ROCHESTER, N.Y. (WROC) — New York is facing a maternal health crisis. A measure to help address the alarming infant and maternal mortality rate in the Empire State is now law. Monday afternoon, Governor Kathy Hochul signed legislation which will expand doula care access to expecting parents in New York.

“Here in NY it’s actually worse for Black women to give birth then it is nationwide,” says Senator Samra Brouk.

The 55th District Senator is the prime sponsor of the bill, inspired by her own experiences with a doula by her side during her transformation into new motherhood last year, while in office. The measure directs the State Health Department to create the Community Doula Directory, where expecting parents can find resources in their own communities, and see what service is covered by Medicaid. This comes as preliminary data from the National Center for Health Statistics finds infant mortatility rates rose about 3% in 2021. When it comes to matneral mortality, Black mothers are five times more likely to die in childbirth compared to their white counterparts, according to the Senator’s Office.

“One of the things that the Department of Health has found is that 78% of these deaths in NY are preventable and an overwhelming majority of them, often times racism and descrimination is cited as a reason, as part of that care process,” Sen. Brouk explains.

A doula is a non-clinical professional who provides emotional, phyiscal and mental support to not only the birthing person, but their partner as well.
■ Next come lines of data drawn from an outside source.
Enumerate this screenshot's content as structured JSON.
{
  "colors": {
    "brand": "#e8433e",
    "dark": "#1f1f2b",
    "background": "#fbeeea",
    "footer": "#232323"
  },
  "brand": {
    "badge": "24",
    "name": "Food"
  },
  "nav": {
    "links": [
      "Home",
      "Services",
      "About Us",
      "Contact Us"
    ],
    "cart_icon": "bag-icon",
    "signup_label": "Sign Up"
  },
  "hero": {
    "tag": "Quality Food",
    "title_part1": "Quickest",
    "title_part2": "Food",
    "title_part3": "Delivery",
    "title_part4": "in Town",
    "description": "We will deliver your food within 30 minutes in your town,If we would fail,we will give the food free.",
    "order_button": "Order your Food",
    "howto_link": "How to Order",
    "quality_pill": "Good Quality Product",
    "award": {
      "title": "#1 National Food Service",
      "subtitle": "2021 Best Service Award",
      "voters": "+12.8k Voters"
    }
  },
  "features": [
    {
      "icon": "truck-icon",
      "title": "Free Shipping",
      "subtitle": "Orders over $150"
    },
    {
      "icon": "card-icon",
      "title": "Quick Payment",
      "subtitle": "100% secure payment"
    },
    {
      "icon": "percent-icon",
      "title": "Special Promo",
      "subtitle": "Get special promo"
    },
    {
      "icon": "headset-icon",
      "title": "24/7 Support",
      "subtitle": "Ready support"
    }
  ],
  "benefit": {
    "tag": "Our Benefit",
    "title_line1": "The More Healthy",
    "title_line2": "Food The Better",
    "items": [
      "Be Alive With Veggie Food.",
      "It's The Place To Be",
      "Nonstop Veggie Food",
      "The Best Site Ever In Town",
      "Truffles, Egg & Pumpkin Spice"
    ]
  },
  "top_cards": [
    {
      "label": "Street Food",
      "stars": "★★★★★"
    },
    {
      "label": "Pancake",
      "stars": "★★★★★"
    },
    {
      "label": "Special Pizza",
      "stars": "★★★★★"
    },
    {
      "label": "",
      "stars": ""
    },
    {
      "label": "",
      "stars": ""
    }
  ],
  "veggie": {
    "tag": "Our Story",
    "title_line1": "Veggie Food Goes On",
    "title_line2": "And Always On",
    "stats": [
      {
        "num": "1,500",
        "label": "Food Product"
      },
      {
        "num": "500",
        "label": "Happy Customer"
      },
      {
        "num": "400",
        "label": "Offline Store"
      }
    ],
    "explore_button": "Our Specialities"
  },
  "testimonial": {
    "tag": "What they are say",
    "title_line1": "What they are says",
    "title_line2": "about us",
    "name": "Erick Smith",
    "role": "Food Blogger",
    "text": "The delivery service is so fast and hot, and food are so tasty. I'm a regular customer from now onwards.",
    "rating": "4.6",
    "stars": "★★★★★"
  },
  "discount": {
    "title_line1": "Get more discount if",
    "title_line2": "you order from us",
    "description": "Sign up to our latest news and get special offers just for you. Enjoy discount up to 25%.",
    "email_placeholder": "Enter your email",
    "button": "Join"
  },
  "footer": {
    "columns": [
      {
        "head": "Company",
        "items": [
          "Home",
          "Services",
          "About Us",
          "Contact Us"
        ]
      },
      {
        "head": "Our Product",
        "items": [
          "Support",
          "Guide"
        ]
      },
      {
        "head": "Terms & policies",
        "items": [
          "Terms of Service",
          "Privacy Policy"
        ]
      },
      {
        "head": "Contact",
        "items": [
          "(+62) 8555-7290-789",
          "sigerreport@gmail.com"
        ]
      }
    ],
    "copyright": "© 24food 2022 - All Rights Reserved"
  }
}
Arguably one of the most significant elements of the bill is that is also establishes a Medicaid reimbursement for doula services.

Right now, doulas are only accessible via prvate pay with costs ranging from a few hundred dollars ($200 – $500) all the way up towards the $2,000 range. With this legislation now signed, starting in January of 2024, Medicaid will cover $1,325 for the Upstate region and $1500 for NYC across the five boroughs.

“What we have found is that having a doula present and a doula caring for that birthing person can actually help disrupt some of those barriers to getting the care they need and so that’s why this is so important because now we are offering increased access to this type of lifesaving care,” says Sen. Brouk.

Phyllis Sharp of Royalty Birth Services in Rochester has been by the senator’s side, during her journey of welcoming a baby last year. She tells News 8 she is incredibly proud of the efforts by the Senator, noting this type of service is being sought more frequently.

“Now that people are more aware of what we do they want that. They want that extra person in the room that knows something that they don’t know, or we normally have family members but no one that knows medical terms sometimes, or what the doctors are talking about. They need someone that they trust,” says Sharp.

The Community Doula Directory and Medicaid reibursement for doula services are just a step, the senator tells News 8, to begin to build the bridges needed to create the village all birthing people have a right to access.

“I’m the second person to give birth while serving as a State Senator in NY’s history. The first one was decades ago and so we need more of that. We need people with the experiences of what it’s like in our maternal healthcare system. We have our first female Governor who’s a mother and a grandmother, signing this bill today, the assembly sponsor is a mother of mulitple children. We have all witnessed and experienced what it means to give birth in this state and that also qualifies us to be able to put forward legislation like this, to make sure that every birthing person has the experience they deserve,” Sen. Brouk says.

According to the American Pregnancy Association, studies show that having a doula as a member of the birth team decreases the overall cesarean rate by 50 percent, and the length of labor by 25 percent.